I know this builder well. They do beautiful work. Because I had made the initial overture to the builder, and because I had suggested our property might also be available, and because the rep knows what work I do, their representative rightly felt free to speak frankly to me. There is a gap, however, between business, and one's attachment to the home they've lived in for 30 years; the rep's comment, "You should take this deal, your house is just a tear-down" was an unintended but painful slap. It was at that moment my understanding of how a little comment - and a presumption - can kill a deal. To be clear, the rep in no way meant to be hurtful but I was shocked by how hard that comment hit, even though I know it is correct. But that unintended lack of awareness killed the deal for me.
The lesson I learned is this; even though a seller/potential seller brings you the deal, is motivated, driven, decided - whatever - they will have bits of their heart and soul stored in the walls and spaces of their home. Even knowing the seller wants it sold, we must always keep, in our back pocket, the knowledge sellers will leave a bit of themselves in that home.
I bear no ill-will at all towards that builder's rep. He has an excellent reputation, and was doing his job. I'm very glad to have had this experience. It shone a bright light on a little, important detail.

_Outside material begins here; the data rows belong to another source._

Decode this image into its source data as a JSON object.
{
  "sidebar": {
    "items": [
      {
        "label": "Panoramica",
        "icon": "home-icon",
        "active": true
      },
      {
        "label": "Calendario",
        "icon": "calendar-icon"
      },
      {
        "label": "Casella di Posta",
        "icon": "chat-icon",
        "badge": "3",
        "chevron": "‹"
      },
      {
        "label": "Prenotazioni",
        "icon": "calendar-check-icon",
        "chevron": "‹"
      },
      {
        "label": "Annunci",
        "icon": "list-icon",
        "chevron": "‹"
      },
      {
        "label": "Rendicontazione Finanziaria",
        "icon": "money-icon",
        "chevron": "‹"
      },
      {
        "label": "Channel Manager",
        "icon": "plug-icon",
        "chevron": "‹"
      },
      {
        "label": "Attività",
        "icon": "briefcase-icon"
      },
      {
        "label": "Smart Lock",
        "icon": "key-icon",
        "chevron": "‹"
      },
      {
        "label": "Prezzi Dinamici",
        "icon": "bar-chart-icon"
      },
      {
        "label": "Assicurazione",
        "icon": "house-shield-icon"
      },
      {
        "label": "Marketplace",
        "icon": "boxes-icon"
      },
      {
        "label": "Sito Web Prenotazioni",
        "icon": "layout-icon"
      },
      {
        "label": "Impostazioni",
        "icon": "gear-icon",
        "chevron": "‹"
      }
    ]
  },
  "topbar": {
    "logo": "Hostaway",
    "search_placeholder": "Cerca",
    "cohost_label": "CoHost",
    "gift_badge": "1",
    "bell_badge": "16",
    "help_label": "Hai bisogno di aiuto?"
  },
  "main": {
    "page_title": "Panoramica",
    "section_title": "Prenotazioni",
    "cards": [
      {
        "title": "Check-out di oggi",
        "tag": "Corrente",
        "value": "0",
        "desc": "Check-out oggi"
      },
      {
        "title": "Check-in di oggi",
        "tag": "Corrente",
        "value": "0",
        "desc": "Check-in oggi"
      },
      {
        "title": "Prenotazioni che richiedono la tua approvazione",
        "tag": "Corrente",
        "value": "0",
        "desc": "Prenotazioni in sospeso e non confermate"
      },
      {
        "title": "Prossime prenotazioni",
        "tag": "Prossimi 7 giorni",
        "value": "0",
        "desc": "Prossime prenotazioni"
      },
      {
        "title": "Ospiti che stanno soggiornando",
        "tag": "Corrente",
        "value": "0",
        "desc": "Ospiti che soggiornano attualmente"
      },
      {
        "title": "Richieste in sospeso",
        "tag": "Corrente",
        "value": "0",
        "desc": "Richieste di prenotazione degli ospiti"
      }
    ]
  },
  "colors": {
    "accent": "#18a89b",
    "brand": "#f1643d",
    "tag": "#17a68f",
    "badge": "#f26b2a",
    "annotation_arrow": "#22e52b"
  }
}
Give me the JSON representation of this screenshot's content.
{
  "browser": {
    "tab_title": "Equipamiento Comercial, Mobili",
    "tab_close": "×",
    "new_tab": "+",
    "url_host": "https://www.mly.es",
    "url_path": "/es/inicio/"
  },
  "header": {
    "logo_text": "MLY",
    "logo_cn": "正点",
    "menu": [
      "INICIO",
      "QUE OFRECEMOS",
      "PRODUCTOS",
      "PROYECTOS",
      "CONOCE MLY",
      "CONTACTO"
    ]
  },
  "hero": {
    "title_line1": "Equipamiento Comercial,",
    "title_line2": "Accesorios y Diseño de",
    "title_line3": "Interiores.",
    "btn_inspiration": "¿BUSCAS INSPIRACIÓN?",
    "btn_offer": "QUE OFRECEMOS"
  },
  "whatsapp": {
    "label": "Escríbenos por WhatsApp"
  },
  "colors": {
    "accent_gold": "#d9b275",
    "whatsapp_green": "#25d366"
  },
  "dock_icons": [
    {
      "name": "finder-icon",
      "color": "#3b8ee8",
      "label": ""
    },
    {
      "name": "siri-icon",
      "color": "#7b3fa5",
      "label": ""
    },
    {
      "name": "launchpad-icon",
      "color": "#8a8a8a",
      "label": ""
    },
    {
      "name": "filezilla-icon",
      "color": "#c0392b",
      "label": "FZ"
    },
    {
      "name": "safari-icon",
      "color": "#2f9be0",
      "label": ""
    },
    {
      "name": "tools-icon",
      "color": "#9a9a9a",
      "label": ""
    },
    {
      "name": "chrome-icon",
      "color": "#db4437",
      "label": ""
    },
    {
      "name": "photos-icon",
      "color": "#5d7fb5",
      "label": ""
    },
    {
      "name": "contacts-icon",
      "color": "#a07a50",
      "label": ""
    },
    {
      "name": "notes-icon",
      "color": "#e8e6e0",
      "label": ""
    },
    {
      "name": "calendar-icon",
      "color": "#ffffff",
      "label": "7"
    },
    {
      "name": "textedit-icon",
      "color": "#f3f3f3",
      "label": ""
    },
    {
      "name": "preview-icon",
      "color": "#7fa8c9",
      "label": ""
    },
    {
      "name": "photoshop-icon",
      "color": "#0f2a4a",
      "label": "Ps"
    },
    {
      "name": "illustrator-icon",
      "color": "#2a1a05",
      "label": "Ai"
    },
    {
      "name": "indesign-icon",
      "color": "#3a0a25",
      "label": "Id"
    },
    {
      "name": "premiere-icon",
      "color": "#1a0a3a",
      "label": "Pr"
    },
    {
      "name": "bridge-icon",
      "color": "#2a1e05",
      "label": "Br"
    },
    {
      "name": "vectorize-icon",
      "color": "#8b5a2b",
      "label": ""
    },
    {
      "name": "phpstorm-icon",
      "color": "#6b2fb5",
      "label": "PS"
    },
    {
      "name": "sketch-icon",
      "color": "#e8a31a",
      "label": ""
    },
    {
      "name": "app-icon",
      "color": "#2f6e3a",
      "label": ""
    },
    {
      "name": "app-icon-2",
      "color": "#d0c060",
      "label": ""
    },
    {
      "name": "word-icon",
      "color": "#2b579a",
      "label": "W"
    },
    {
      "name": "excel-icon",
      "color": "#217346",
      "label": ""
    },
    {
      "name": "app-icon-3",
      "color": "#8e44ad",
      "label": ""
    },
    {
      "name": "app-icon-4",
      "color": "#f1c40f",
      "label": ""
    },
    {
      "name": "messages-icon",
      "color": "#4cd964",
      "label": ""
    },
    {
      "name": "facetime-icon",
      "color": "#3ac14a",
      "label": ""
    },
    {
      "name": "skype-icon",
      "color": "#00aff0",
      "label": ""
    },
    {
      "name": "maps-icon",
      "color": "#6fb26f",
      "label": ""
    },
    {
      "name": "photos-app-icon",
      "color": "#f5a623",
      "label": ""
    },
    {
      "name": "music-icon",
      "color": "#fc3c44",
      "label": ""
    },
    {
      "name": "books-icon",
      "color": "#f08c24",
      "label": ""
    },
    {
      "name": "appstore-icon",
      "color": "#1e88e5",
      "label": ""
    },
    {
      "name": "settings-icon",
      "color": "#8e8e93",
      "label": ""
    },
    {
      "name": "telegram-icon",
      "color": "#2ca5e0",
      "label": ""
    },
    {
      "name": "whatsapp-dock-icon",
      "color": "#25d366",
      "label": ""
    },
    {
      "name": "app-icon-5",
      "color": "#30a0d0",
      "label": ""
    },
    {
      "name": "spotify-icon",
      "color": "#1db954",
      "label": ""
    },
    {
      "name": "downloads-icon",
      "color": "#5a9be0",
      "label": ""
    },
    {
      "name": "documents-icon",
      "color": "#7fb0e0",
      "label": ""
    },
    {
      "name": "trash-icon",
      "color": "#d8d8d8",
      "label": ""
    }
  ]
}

Most of us have those times of trying to be all things to all people, and most of us fail. Jack/Jill-of-all-trades is a great idea, but is rarely functional in real life. When I was in business school, the idea of being great at what I do and hiring others who are great at what they do was reinforced daily.
Where it comes to marketing generally, and specifically when your marketing concerns a specific person or family, and a product - a home purchase - a highly-emotional process - quality of marketing really matters to that client, and to you. Trying to be "all things to all people" can fail badly. It isn't a question of desiring to be the best at everything, but a fact time simply doesn't permit.
Here are some facts about real estate and realtors - and these are general; every area of the country, and cities and towns within those areas, will have their peculiarities:
Photography for an entire year is half of one commission, is a cost of doing business and is a write-off against annual income: Win/Win.
Some people see photography as an unnecessary cost; here's how I see it:
Beautiful photography matters; it is influential, it establishes you as a pro and as a reliable professional, and, most importantly, it shows your clients they are your primary concern.